About this task →
Lines holding the string "一剑可当万师" are the ones to copy; find them all in the data.

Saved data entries

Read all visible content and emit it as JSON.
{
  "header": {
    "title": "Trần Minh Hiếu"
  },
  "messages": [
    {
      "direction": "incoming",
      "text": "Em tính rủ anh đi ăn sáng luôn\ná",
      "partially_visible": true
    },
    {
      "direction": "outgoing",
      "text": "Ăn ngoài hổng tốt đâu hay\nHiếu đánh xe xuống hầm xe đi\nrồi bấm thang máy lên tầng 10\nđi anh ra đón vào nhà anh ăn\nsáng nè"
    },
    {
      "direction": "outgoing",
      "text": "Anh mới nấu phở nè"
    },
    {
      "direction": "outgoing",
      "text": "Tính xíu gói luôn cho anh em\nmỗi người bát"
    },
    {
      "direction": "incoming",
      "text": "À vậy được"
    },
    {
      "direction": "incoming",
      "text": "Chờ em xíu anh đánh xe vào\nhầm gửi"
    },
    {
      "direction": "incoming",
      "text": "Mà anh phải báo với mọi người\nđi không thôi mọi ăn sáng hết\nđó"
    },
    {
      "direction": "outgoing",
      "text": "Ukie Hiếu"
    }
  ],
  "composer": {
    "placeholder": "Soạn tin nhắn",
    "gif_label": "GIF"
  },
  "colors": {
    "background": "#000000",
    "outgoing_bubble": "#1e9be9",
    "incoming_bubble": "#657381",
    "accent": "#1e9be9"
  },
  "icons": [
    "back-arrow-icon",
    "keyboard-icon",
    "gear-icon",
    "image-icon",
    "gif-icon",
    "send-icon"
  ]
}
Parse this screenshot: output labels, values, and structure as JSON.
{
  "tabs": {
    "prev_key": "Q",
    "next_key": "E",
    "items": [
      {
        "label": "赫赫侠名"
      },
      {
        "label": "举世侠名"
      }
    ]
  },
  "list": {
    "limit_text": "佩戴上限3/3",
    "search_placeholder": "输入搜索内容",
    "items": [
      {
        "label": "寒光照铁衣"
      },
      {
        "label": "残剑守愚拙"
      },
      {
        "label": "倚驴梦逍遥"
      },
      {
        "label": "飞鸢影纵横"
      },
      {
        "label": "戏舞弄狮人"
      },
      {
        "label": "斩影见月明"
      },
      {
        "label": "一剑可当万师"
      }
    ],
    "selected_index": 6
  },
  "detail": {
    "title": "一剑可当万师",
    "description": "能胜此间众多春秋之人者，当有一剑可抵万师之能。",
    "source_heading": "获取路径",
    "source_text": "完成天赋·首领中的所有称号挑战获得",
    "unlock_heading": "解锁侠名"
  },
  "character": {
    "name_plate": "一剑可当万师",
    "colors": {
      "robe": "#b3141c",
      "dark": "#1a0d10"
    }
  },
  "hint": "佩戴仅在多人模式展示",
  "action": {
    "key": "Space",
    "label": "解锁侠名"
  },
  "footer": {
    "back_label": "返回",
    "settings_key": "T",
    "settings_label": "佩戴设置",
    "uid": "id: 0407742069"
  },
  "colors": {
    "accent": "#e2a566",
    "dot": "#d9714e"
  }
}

Solved problem →
        "label": "一剑可当万师"
    "title": "一剑可当万师",
    "name_plate": "一剑可当万师",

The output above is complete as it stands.